[Extracted material]:

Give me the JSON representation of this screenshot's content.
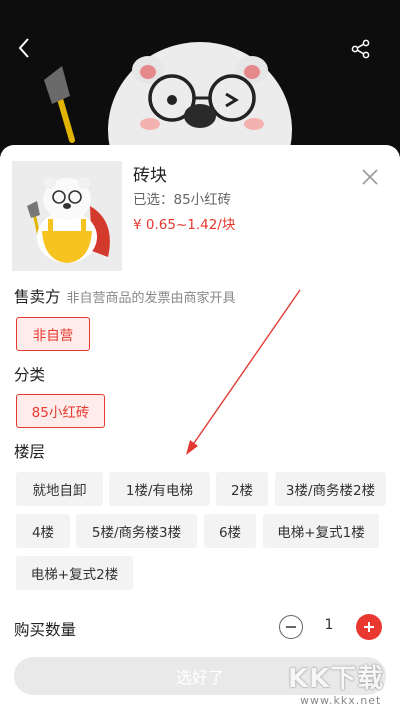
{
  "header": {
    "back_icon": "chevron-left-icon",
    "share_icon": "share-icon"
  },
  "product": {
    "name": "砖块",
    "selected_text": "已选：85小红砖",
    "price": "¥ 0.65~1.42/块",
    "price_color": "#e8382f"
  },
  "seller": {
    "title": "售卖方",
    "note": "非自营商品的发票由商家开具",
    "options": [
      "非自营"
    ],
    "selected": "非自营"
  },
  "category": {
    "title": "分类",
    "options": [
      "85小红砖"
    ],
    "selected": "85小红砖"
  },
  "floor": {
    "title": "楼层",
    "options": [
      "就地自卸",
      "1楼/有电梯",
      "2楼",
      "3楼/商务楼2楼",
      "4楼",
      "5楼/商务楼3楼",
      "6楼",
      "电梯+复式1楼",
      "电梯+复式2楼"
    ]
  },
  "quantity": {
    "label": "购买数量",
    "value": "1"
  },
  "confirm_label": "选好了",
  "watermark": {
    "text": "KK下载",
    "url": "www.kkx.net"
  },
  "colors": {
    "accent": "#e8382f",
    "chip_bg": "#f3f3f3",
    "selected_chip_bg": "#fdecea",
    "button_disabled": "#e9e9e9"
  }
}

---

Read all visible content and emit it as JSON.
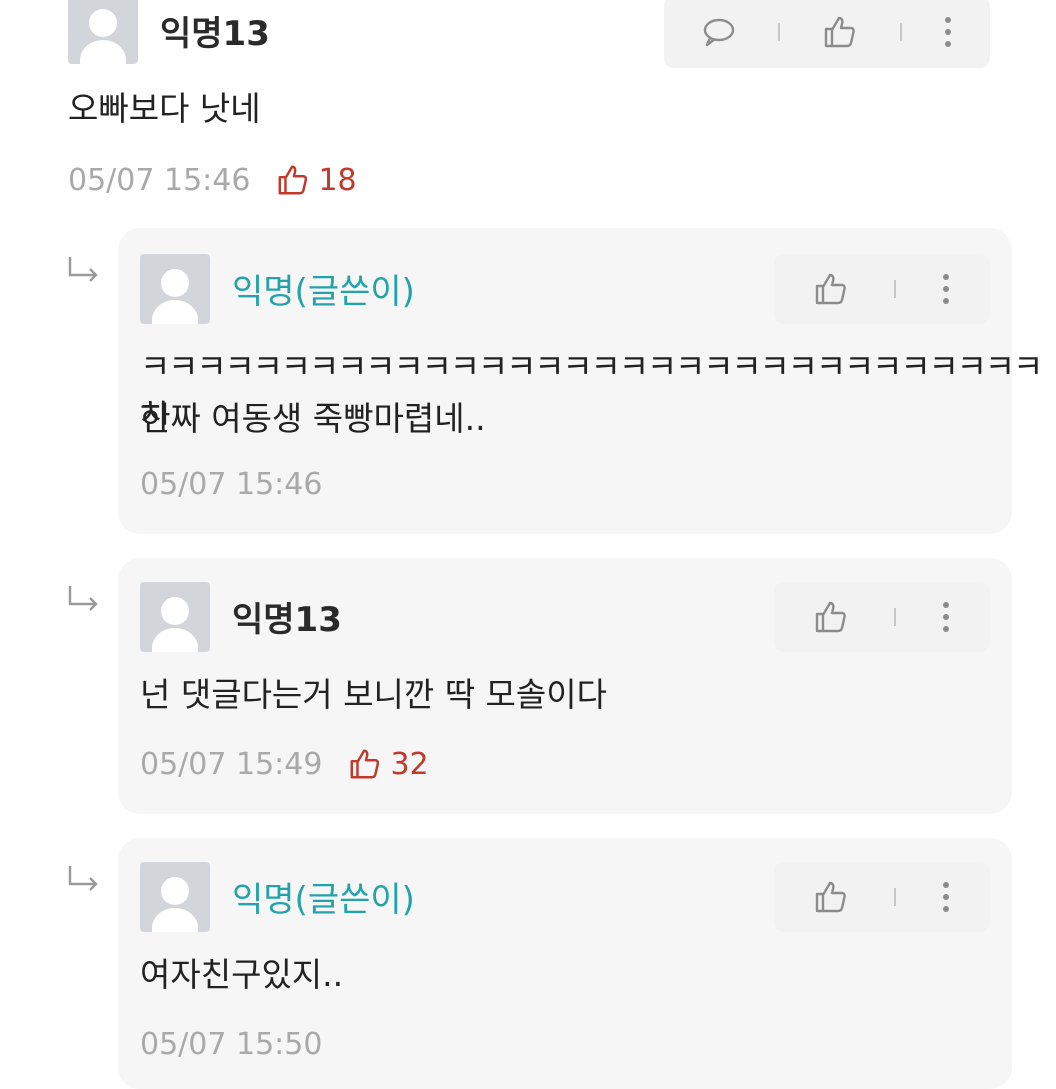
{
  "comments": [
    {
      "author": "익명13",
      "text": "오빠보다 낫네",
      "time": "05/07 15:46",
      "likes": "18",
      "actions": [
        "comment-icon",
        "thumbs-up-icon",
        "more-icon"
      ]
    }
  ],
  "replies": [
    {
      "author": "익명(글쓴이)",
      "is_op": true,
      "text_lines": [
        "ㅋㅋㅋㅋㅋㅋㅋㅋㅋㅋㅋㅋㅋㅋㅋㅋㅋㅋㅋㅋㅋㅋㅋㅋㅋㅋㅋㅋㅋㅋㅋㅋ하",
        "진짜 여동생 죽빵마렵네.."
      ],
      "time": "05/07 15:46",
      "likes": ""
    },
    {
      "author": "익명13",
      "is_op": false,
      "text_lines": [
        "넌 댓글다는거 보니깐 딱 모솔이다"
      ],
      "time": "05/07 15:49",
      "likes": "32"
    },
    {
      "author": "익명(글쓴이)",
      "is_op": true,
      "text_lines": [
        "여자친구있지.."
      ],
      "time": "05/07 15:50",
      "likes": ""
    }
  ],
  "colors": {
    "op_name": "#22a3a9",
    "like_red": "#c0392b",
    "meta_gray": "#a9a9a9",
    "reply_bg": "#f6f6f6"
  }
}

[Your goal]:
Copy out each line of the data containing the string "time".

[Solution below]:
      "time": "05/07 15:46",
      "time": "05/07 15:46",
      "time": "05/07 15:49",
      "time": "05/07 15:50",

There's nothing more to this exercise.